EXERCISE DESCRIPTION – Only an exact, line-for-line copy of the data will serve as the answer.
INFORMATION SHOWN: Begin
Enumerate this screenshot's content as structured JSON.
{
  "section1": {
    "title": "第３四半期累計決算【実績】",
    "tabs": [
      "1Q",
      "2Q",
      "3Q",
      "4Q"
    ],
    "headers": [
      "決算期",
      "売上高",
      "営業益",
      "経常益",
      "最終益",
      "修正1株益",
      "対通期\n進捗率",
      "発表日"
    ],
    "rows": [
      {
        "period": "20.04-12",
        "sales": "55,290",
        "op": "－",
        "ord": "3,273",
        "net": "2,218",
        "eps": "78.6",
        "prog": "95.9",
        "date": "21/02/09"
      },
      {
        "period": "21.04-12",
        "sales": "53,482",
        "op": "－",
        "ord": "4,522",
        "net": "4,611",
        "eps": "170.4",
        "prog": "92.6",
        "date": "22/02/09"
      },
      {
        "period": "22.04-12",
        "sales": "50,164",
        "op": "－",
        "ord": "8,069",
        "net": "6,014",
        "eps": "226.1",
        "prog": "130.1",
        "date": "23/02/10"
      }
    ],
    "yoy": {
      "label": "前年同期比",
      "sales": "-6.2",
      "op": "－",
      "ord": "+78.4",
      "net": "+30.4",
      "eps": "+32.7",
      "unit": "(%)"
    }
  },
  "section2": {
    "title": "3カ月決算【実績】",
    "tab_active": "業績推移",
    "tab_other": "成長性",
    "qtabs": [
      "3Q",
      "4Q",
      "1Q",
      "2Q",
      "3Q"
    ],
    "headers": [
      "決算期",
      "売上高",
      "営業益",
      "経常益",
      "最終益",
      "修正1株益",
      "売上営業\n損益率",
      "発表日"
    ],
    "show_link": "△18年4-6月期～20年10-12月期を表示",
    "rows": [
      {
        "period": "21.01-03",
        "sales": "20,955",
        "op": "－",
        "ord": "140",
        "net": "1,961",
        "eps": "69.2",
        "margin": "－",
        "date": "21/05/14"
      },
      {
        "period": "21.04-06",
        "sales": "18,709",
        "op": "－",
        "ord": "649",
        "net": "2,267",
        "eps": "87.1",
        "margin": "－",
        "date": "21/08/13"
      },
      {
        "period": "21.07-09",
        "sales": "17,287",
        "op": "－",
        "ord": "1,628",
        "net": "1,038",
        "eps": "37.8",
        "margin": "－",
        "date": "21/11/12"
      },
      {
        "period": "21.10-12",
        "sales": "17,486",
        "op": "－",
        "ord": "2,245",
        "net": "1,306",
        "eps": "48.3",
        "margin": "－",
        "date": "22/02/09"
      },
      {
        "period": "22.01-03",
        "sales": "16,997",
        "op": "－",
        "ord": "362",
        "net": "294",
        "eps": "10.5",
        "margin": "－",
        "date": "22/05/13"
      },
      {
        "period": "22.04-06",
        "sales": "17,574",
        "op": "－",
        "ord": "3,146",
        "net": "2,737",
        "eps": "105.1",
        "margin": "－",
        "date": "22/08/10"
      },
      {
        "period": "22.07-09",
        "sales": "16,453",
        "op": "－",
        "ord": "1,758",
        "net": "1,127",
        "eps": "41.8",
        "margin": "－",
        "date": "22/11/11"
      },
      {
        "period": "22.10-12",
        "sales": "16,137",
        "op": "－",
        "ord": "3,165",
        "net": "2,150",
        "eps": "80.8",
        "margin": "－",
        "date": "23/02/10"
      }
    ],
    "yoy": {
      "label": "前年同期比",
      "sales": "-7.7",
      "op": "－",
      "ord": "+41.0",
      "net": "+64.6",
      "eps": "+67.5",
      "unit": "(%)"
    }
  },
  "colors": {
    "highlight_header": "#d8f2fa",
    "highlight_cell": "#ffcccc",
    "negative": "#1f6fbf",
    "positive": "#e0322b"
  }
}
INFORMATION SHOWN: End
ANSWER BOX –
Enumerate this screenshot's content as structured JSON.
{
  "section1": {
    "title": "第３四半期累計決算【実績】",
    "tabs": [
      "1Q",
      "2Q",
      "3Q",
      "4Q"
    ],
    "headers": [
      "決算期",
      "売上高",
      "営業益",
      "経常益",
      "最終益",
      "修正1株益",
      "対通期\n進捗率",
      "発表日"
    ],
    "rows": [
      {
        "period": "20.04-12",
        "sales": "55,290",
        "op": "－",
        "ord": "3,273",
        "net": "2,218",
        "eps": "78.6",
        "prog": "95.9",
        "date": "21/02/09"
      },
      {
        "period": "21.04-12",
        "sales": "53,482",
        "op": "－",
        "ord": "4,522",
        "net": "4,611",
        "eps": "170.4",
        "prog": "92.6",
        "date": "22/02/09"
      },
      {
        "period": "22.04-12",
        "sales": "50,164",
        "op": "－",
        "ord": "8,069",
        "net": "6,014",
        "eps": "226.1",
        "prog": "130.1",
        "date": "23/02/10"
      }
    ],
    "yoy": {
      "label": "前年同期比",
      "sales": "-6.2",
      "op": "－",
      "ord": "+78.4",
      "net": "+30.4",
      "eps": "+32.7",
      "unit": "(%)"
    }
  },
  "section2": {
    "title": "3カ月決算【実績】",
    "tab_active": "業績推移",
    "tab_other": "成長性",
    "qtabs": [
      "3Q",
      "4Q",
      "1Q",
      "2Q",
      "3Q"
    ],
    "headers": [
      "決算期",
      "売上高",
      "営業益",
      "経常益",
      "最終益",
      "修正1株益",
      "売上営業\n損益率",
      "発表日"
    ],
    "show_link": "△18年4-6月期～20年10-12月期を表示",
    "rows": [
      {
        "period": "21.01-03",
        "sales": "20,955",
        "op": "－",
        "ord": "140",
        "net": "1,961",
        "eps": "69.2",
        "margin": "－",
        "date": "21/05/14"
      },
      {
        "period": "21.04-06",
        "sales": "18,709",
        "op": "－",
        "ord": "649",
        "net": "2,267",
        "eps": "87.1",
        "margin": "－",
        "date": "21/08/13"
      },
      {
        "period": "21.07-09",
        "sales": "17,287",
        "op": "－",
        "ord": "1,628",
        "net": "1,038",
        "eps": "37.8",
        "margin": "－",
        "date": "21/11/12"
      },
      {
        "period": "21.10-12",
        "sales": "17,486",
        "op": "－",
        "ord": "2,245",
        "net": "1,306",
        "eps": "48.3",
        "margin": "－",
        "date": "22/02/09"
      },
      {
        "period": "22.01-03",
        "sales": "16,997",
        "op": "－",
        "ord": "362",
        "net": "294",
        "eps": "10.5",
        "margin": "－",
        "date": "22/05/13"
      },
      {
        "period": "22.04-06",
        "sales": "17,574",
        "op": "－",
        "ord": "3,146",
        "net": "2,737",
        "eps": "105.1",
        "margin": "－",
        "date": "22/08/10"
      },
      {
        "period": "22.07-09",
        "sales": "16,453",
        "op": "－",
        "ord": "1,758",
        "net": "1,127",
        "eps": "41.8",
        "margin": "－",
        "date": "22/11/11"
      },
      {
        "period": "22.10-12",
        "sales": "16,137",
        "op": "－",
        "ord": "3,165",
        "net": "2,150",
        "eps": "80.8",
        "margin": "－",
        "date": "23/02/10"
      }
    ],
    "yoy": {
      "label": "前年同期比",
      "sales": "-7.7",
      "op": "－",
      "ord": "+41.0",
      "net": "+64.6",
      "eps": "+67.5",
      "unit": "(%)"
    }
  },
  "colors": {
    "highlight_header": "#d8f2fa",
    "highlight_cell": "#ffcccc",
    "negative": "#1f6fbf",
    "positive": "#e0322b"
  }
}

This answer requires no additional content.